◆ ASSIGNMENT ◆
Please print the whole of the listing that follows exactly.

◇ ◇ ◇ ◇

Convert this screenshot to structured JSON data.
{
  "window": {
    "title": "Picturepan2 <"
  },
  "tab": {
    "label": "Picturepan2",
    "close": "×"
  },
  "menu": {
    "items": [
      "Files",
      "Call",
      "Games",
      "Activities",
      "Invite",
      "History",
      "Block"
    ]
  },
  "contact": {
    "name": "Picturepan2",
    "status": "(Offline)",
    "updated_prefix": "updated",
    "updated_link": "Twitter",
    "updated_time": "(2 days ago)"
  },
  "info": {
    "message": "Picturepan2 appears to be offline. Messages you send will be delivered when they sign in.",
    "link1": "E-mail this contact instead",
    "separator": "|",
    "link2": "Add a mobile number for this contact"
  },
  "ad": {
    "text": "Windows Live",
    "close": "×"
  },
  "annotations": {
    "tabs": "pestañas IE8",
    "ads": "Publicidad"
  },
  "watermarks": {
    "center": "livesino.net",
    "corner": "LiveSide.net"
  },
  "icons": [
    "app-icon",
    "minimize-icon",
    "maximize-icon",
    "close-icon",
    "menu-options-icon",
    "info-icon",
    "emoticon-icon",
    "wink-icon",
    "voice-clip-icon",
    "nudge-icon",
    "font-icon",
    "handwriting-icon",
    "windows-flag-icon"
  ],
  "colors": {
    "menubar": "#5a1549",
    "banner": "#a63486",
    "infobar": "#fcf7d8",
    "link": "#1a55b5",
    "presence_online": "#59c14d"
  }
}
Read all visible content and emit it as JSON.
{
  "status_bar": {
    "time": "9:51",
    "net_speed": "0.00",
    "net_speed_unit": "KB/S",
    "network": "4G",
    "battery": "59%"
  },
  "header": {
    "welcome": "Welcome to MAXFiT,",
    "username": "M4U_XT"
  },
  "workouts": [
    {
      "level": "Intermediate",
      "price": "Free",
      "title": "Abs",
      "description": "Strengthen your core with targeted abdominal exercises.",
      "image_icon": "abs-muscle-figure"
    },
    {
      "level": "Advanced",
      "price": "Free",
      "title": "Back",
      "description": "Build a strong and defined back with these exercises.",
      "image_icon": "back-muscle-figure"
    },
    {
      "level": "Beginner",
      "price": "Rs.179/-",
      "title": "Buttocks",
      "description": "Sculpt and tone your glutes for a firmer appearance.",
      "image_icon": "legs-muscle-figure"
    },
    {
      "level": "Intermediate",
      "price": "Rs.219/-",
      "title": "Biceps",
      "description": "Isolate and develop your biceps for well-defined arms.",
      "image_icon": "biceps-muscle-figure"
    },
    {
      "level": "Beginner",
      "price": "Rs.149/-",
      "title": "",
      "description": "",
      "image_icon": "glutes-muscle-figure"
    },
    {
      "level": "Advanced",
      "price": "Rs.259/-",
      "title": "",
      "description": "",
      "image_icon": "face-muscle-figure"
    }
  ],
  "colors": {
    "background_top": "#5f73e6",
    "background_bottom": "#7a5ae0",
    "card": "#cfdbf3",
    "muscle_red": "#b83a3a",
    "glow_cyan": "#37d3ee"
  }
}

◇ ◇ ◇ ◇

◆ EXERCISE OUTPUT ◆
Convert this screenshot to structured JSON data.
{
  "window": {
    "title": "Picturepan2 <"
  },
  "tab": {
    "label": "Picturepan2",
    "close": "×"
  },
  "menu": {
    "items": [
      "Files",
      "Call",
      "Games",
      "Activities",
      "Invite",
      "History",
      "Block"
    ]
  },
  "contact": {
    "name": "Picturepan2",
    "status": "(Offline)",
    "updated_prefix": "updated",
    "updated_link": "Twitter",
    "updated_time": "(2 days ago)"
  },
  "info": {
    "message": "Picturepan2 appears to be offline. Messages you send will be delivered when they sign in.",
    "link1": "E-mail this contact instead",
    "separator": "|",
    "link2": "Add a mobile number for this contact"
  },
  "ad": {
    "text": "Windows Live",
    "close": "×"
  },
  "annotations": {
    "tabs": "pestañas IE8",
    "ads": "Publicidad"
  },
  "watermarks": {
    "center": "livesino.net",
    "corner": "LiveSide.net"
  },
  "icons": [
    "app-icon",
    "minimize-icon",
    "maximize-icon",
    "close-icon",
    "menu-options-icon",
    "info-icon",
    "emoticon-icon",
    "wink-icon",
    "voice-clip-icon",
    "nudge-icon",
    "font-icon",
    "handwriting-icon",
    "windows-flag-icon"
  ],
  "colors": {
    "menubar": "#5a1549",
    "banner": "#a63486",
    "infobar": "#fcf7d8",
    "link": "#1a55b5",
    "presence_online": "#59c14d"
  }
}
Read all visible content and emit it as JSON.
{
  "status_bar": {
    "time": "9:51",
    "net_speed": "0.00",
    "net_speed_unit": "KB/S",
    "network": "4G",
    "battery": "59%"
  },
  "header": {
    "welcome": "Welcome to MAXFiT,",
    "username": "M4U_XT"
  },
  "workouts": [
    {
      "level": "Intermediate",
      "price": "Free",
      "title": "Abs",
      "description": "Strengthen your core with targeted abdominal exercises.",
      "image_icon": "abs-muscle-figure"
    },
    {
      "level": "Advanced",
      "price": "Free",
      "title": "Back",
      "description": "Build a strong and defined back with these exercises.",
      "image_icon": "back-muscle-figure"
    },
    {
      "level": "Beginner",
      "price": "Rs.179/-",
      "title": "Buttocks",
      "description": "Sculpt and tone your glutes for a firmer appearance.",
      "image_icon": "legs-muscle-figure"
    },
    {
      "level": "Intermediate",
      "price": "Rs.219/-",
      "title": "Biceps",
      "description": "Isolate and develop your biceps for well-defined arms.",
      "image_icon": "biceps-muscle-figure"
    },
    {
      "level": "Beginner",
      "price": "Rs.149/-",
      "title": "",
      "description": "",
      "image_icon": "glutes-muscle-figure"
    },
    {
      "level": "Advanced",
      "price": "Rs.259/-",
      "title": "",
      "description": "",
      "image_icon": "face-muscle-figure"
    }
  ],
  "colors": {
    "background_top": "#5f73e6",
    "background_bottom": "#7a5ae0",
    "card": "#cfdbf3",
    "muscle_red": "#b83a3a",
    "glow_cyan": "#37d3ee"
  }
}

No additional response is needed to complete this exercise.